Brian Upchurch of Carolina Truffières in Fletcher planted his original orchard in 2016 as a farm diversification strategy at the insistence of his then 15-year-old son, Davis, who spent his days researching the fabled tuber instead of hanging out with his friends. Four years later, Upchurch, a nurseryman by training, is the acting president of the North American Truffle Growers Association. He has developed a business propagating mycorrhized (fungus-inoculated) seedlings — around 8,000 at a time — for other truffle growers (also known as truffières) using techniques researched by his son.
Over the years, he has expanded his orchard to around 3 acres, including a variety of species beyond the traditional host hazelnut and oak, such as the Douglas fir and holly oak. He says the venture, like all agriculture, is “a calculated risk,” which is lessened by due diligence. Like many other pioneers in the trade, he has yet to produce his first harvest but remains hopeful, given the signs of brulée (absence of other vegetative organisms) at the base of his trees.
“The cutting edge can often be the bleeding edge,” he observes, referring to all he has poured into the venture since its inception. “The industry has to progress to a critical mass before success is possible.” To maintain levity, he keeps a menagerie of long-haired highland cattle, several miniature donkeys, three canines and a camel named Darwin.
Andreas Lim and his wife, Sherry Snelson, planted their 2-acre orchard of Périgord truffles in 2014 on Snelson’s eighth-generation family farm in Leicester. Sycamore Valley Truffles is one of the multiple ventures of Sycamore Valley Farm, which has a vegetable, fruit and meat stand on New Leicester Highway, seven miles northwest of Asheville.
“We needed to come up with a farm plan that could provide long-term economic sustainability for the next generation and beyond,” says Lim. “We read about a number of attempts for cultivating the black winter truffle, i.e. Périgord, with variable success in Western North Carolina. Reviewing the science behind the cultivation and location, it seemed we had an opportunity to align the stars on the farm.”
His overall vision is to “promote truffle production in the Leicester area as the next economic evolution in mutigeneration farming. Our expectations are measured. We hope to have a winter harvest by 2021-22, but quality and quantity remain unknown.”

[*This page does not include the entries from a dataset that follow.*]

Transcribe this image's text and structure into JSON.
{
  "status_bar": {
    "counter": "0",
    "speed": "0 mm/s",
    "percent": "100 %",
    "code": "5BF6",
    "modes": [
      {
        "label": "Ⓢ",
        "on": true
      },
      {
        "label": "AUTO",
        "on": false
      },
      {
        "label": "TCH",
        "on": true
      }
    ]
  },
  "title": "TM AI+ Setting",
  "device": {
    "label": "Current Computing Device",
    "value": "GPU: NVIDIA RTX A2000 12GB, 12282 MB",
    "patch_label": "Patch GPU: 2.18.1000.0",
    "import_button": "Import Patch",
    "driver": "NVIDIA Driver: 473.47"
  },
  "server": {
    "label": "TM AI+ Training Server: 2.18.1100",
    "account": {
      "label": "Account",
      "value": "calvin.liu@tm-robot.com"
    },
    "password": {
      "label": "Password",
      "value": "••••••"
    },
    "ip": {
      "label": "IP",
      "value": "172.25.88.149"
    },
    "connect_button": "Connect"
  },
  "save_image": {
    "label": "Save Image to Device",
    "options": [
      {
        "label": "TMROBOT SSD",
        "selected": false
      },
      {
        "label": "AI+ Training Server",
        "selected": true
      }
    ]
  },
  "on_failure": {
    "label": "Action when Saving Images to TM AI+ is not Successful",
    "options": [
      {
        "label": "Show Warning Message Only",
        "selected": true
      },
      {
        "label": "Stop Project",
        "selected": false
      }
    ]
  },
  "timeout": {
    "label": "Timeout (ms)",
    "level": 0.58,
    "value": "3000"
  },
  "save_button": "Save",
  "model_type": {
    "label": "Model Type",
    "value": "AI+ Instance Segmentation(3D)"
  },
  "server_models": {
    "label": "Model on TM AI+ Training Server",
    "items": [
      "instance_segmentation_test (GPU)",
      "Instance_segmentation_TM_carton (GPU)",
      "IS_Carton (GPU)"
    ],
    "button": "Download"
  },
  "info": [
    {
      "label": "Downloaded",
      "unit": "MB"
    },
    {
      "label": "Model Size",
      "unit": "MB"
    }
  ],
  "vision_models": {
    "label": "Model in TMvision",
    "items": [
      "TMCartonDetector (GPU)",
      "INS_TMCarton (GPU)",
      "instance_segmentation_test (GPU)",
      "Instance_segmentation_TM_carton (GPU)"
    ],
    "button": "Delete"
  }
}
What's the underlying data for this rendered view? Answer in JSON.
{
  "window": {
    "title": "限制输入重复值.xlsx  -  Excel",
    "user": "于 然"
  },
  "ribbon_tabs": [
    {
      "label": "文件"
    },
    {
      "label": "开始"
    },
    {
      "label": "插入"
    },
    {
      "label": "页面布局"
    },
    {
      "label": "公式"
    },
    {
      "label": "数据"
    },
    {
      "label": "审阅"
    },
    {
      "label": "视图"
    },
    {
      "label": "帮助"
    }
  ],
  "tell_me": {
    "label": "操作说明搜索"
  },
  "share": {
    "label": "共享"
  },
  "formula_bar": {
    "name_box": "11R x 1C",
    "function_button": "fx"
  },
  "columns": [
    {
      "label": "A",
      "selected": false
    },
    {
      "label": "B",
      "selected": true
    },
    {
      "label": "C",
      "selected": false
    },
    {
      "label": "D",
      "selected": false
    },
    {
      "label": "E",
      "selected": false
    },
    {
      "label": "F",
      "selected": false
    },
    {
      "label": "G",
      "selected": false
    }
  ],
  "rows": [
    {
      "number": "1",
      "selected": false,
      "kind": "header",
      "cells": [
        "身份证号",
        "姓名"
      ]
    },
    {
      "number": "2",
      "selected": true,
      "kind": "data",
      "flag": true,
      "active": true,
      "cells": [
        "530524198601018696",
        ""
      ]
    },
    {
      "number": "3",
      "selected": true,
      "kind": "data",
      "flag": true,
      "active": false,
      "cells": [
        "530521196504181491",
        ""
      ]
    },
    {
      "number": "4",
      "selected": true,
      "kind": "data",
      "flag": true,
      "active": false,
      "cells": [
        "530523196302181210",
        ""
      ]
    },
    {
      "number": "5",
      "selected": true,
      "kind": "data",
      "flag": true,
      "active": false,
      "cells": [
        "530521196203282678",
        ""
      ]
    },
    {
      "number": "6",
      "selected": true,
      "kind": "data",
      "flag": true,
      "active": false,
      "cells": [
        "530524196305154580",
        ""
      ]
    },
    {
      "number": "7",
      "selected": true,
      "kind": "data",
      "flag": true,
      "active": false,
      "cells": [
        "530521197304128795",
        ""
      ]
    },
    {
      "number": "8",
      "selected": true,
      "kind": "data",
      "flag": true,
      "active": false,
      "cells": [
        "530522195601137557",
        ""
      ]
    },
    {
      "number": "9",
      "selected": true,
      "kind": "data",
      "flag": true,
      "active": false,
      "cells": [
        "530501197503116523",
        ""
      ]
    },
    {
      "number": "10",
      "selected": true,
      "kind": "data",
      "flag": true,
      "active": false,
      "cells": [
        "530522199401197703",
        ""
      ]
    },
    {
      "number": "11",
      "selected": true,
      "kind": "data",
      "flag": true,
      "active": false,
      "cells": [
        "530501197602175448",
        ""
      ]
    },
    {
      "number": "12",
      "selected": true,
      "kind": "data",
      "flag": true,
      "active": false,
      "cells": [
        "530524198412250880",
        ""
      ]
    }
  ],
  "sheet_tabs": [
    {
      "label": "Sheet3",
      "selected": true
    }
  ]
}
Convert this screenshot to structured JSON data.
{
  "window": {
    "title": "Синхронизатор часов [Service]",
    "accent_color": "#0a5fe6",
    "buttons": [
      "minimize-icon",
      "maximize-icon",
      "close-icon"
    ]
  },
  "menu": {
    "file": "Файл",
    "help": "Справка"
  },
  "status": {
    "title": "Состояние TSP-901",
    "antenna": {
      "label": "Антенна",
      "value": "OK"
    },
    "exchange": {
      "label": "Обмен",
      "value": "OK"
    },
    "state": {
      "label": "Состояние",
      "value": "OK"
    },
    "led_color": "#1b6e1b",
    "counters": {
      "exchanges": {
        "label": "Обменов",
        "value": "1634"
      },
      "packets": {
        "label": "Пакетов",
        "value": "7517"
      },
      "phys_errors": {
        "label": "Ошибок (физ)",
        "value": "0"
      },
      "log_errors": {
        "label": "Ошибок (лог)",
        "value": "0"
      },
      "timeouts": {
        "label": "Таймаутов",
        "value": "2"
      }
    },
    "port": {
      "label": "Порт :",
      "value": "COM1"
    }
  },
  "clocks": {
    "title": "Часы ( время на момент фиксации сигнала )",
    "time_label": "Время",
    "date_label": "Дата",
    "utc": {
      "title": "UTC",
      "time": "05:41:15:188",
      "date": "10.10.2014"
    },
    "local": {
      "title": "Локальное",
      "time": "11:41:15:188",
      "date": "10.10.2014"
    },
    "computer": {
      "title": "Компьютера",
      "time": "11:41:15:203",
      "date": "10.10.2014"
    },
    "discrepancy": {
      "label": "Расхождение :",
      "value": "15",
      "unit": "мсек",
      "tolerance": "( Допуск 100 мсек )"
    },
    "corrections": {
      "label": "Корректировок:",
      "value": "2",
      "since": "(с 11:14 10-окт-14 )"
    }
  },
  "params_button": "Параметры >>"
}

The work of Jeanine Davis, N.C. State University professor and head of the Mountain Research Station, is blazing a trail for WNC truffle farmers. Davis planted a test orchard on less than a fifth of an acre in Waynesville in 2011 with seedlings from Garland Truffles. Two years later, she put a second batch of seedlings in the ground — this time blight-resistant — in the hopes of escaping the Eastern Filbert Blight, which hovers at the edge of the first orchard.
Davis and her team, with the help of Lois Martin‘s trained Lagotto Romagnolo dog, Monza, finally unearthed 40 beautiful specimens of Périgord truffles this year, following two years that produced only a small handful. “Farming by neglect doesn’t work,” says Davis, “But if you use the current knowledge available on truffle-growing and maintain your orchard with proper pruning, irrigation and patience, you’ll eventually get truffles.”
Madison County-based chef, musician and author Susi Gott Séguret’s latest book, Cooking with Truffles: A Chef’s Guide, will be available this spring. For details, see ashevilletruffle.com.